* ENTRIES SUPPLIED *
▼

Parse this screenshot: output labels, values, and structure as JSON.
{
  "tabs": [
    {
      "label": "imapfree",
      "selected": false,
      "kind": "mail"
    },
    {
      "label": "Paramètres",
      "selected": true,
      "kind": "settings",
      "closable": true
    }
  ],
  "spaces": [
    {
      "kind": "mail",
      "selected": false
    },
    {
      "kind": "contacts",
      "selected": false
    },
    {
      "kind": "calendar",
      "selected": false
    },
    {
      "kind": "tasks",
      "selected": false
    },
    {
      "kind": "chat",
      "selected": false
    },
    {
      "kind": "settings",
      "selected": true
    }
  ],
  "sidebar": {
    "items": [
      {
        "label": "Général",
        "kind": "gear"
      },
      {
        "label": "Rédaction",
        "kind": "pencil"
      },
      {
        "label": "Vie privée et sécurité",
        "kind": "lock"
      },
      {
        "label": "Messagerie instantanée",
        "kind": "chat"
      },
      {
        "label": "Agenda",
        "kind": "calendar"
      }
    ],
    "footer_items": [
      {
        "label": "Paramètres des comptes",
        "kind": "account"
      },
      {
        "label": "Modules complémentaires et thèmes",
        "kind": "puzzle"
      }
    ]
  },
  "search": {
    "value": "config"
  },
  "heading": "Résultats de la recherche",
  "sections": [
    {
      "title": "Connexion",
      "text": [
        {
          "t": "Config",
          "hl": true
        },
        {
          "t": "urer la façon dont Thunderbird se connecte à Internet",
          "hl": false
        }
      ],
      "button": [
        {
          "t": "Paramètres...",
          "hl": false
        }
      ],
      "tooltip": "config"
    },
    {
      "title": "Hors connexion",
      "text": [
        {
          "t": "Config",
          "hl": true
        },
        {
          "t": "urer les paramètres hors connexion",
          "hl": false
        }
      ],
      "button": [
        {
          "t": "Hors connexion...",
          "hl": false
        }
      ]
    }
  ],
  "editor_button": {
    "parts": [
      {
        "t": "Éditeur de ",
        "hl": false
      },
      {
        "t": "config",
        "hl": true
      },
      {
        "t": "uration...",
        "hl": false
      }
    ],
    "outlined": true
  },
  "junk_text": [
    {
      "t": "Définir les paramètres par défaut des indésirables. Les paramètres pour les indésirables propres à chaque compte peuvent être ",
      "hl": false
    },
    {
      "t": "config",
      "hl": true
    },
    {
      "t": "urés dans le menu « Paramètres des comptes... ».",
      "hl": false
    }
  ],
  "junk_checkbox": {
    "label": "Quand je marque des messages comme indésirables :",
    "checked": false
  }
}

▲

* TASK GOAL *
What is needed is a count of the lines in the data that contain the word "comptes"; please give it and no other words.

* OUTPUT FOR THIS TASK *
2